* **TASK REQUIREMENTS**
Would you copy all lines in the data that contain the word "Spectrum"?

* **DATA TO USE**
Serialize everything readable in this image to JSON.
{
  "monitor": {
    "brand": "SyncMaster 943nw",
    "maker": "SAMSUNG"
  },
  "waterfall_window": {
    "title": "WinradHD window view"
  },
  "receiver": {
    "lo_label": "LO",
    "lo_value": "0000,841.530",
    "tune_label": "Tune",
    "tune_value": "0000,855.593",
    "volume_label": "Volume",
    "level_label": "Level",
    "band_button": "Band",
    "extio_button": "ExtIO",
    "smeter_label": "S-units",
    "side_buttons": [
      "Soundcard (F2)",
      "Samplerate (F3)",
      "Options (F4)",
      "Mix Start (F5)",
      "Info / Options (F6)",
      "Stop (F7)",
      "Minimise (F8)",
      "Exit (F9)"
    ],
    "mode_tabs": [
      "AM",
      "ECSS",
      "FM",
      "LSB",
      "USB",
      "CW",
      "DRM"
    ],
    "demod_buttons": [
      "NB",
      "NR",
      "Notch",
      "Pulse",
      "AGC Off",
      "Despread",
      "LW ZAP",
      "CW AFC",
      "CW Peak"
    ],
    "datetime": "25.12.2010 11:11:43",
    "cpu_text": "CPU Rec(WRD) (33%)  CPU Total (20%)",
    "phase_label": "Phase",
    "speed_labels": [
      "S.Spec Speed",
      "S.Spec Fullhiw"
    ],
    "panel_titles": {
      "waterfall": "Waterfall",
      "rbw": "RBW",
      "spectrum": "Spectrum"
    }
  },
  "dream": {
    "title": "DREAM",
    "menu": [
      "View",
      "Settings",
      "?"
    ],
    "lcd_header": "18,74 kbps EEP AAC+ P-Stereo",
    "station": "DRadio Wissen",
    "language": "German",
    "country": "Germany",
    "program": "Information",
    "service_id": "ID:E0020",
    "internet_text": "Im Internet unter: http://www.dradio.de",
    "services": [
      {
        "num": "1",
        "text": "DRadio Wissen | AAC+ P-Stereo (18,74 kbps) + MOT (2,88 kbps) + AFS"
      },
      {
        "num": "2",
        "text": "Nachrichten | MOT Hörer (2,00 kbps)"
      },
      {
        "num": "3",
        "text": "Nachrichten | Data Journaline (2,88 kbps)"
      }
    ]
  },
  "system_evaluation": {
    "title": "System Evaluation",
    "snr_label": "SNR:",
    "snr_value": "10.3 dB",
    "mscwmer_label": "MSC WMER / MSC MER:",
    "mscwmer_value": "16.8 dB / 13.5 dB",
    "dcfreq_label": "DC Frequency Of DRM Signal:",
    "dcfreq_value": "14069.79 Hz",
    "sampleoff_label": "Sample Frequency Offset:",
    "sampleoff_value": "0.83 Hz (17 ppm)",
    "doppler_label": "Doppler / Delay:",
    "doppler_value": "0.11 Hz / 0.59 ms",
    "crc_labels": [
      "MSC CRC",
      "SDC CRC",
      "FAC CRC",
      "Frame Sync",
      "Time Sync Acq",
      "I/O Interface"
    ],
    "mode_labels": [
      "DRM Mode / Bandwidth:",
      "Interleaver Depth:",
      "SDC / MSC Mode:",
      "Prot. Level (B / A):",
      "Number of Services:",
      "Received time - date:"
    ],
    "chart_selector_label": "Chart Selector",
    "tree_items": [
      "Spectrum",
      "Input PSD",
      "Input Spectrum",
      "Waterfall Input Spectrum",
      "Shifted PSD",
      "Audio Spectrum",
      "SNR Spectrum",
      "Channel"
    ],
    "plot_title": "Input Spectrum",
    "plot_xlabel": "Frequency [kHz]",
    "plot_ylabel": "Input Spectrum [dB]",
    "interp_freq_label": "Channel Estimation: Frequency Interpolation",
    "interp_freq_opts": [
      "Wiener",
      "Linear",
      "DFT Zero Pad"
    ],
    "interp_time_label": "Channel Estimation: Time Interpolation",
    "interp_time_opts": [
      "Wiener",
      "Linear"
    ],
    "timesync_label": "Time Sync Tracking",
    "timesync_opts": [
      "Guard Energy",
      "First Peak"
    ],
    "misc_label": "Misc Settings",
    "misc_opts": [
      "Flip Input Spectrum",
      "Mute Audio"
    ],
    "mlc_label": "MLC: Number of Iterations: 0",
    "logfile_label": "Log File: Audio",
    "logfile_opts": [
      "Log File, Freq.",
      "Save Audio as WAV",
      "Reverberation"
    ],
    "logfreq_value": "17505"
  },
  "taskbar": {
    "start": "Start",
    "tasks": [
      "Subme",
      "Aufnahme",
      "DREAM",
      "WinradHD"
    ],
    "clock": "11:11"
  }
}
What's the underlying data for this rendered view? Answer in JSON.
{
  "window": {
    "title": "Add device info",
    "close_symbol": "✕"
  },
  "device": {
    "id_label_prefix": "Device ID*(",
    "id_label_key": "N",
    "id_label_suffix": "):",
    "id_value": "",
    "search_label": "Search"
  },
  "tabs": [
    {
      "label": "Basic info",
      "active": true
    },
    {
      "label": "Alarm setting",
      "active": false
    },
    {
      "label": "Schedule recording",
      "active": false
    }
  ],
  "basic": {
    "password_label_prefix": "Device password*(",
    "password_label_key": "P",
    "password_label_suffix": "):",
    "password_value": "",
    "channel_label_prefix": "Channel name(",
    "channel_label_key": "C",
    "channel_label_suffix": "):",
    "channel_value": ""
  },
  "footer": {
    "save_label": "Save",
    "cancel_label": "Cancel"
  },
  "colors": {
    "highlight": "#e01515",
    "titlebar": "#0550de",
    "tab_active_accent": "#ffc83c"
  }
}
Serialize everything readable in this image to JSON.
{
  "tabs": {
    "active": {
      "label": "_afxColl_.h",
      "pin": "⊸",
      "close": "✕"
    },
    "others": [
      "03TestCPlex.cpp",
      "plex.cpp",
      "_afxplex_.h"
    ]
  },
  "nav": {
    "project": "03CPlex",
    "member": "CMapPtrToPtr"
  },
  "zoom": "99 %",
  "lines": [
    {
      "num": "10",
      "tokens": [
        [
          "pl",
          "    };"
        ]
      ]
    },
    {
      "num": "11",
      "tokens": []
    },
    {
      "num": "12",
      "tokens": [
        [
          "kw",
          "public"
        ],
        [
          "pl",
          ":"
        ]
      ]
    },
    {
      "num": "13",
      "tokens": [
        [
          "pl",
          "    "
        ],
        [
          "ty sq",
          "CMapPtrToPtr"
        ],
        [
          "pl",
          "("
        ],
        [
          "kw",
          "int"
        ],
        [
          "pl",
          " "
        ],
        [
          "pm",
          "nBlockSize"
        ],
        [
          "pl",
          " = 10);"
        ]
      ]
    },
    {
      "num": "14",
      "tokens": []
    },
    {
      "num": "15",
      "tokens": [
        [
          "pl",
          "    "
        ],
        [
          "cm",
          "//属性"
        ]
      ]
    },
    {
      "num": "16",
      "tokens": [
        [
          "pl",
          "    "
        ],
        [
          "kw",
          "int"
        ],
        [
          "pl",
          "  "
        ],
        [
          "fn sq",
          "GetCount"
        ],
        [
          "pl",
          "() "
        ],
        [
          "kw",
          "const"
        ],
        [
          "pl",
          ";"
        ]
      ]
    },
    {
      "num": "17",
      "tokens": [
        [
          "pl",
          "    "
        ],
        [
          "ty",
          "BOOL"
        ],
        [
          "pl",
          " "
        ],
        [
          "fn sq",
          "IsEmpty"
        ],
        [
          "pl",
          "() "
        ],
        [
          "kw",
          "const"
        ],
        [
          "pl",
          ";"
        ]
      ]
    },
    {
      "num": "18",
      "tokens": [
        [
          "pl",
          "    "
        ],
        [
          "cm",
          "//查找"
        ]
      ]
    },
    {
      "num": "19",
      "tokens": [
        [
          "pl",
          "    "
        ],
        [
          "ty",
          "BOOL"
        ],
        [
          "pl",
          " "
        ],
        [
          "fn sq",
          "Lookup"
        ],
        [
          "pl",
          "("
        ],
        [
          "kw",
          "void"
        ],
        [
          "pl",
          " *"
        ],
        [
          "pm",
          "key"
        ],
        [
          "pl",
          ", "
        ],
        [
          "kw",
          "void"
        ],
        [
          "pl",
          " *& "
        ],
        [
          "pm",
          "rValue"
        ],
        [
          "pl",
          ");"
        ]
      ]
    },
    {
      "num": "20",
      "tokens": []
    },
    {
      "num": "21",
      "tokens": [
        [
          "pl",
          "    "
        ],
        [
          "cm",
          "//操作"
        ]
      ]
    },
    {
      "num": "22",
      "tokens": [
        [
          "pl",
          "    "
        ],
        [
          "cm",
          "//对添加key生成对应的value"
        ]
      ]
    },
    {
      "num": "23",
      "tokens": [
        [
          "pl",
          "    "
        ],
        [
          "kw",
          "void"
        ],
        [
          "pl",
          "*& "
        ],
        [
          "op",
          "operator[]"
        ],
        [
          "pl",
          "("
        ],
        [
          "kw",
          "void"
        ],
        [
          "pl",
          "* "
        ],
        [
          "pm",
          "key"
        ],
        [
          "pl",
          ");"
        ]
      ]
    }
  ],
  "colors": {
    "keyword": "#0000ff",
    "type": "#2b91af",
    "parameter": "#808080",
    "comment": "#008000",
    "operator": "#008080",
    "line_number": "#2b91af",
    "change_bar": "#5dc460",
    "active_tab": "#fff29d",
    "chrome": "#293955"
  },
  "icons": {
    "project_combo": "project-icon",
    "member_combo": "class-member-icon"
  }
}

* **COMPLETED TASK**
      "spectrum": "Spectrum"
      "Spectrum",
      "Input Spectrum",
      "Waterfall Input Spectrum",
      "Audio Spectrum",
      "SNR Spectrum",
    "plot_title": "Input Spectrum",
    "plot_ylabel": "Input Spectrum [dB]",
      "Flip Input Spectrum",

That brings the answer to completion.